In exchange for funding, Boren Awards recipients commit to working in the U.S. federal government for at least one year after graduation. Preference will be given to applicants who demonstrate a longer term commitment to government service.
What do you do in the Boren Graduate Fellowship?
The Boren Fellowship funds study abroad for students who are studying certain “critical languages.” This means that you will complete a “normal” study abroad program with funding from the Boren Fellowship. For example, this could include:
Study abroad programs arranged by your home institution, a consortium of colleges and universities, or another U.S. institution
Overseas programs with a robust language component arranged by an independent provider
Direct enrollment in a foreign university or independent language school
All Boren Awards-funded programs must include language study as a core element for the duration of the grant.
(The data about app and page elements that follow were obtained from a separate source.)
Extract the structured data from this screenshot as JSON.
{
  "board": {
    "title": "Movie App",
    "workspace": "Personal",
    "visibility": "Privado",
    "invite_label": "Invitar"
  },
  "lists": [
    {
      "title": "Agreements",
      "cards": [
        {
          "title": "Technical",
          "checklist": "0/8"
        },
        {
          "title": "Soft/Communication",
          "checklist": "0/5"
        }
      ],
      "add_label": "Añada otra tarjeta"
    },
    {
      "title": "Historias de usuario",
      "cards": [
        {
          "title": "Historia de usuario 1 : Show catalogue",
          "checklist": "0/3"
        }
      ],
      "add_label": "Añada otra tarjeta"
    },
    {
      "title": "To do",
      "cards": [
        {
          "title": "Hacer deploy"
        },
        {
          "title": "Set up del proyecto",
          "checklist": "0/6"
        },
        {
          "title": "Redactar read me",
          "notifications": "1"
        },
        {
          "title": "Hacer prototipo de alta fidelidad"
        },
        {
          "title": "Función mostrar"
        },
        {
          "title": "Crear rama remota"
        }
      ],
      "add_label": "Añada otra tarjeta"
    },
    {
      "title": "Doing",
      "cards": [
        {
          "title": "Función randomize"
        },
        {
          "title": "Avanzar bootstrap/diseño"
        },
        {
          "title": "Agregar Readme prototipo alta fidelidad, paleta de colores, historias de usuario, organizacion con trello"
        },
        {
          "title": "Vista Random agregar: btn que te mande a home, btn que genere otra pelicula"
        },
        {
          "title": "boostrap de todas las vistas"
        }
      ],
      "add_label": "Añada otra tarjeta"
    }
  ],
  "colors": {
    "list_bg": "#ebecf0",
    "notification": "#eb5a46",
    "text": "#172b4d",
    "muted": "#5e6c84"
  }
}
Applicants are encouraged to select or design programs that will provide an immersive environment both in the classroom and through extracurricular activities in order to demonstrate their commitment to language study. Although such programs may include some coursework, unpaid internships, or volunteer opportunities conducted in English, the strongest applicants will make every effort to immerse themselves in language study. Language study should comprise the majority of overseas coursework. Beyond the classroom, language immersion may take place in university housing with local students, in homestays with local families, or through research or volunteering conducted in the local language.
The Boren Awards are administered by the National Security Education Program (NSEP). NSEP was created to develop a much-needed strategic partnership between the national security community and higher education, addressing the national need for experts in critical languages and regions. Students who accept Boren funding are expected to fulfill a minimum one year service requirement in the US government following the completion of their studies.
Boren alumni are committed to public service, working in positions critical to U.S. national security, throughout the Federal Government, including the Departments of State, Defense, and Homeland Security, and USAID.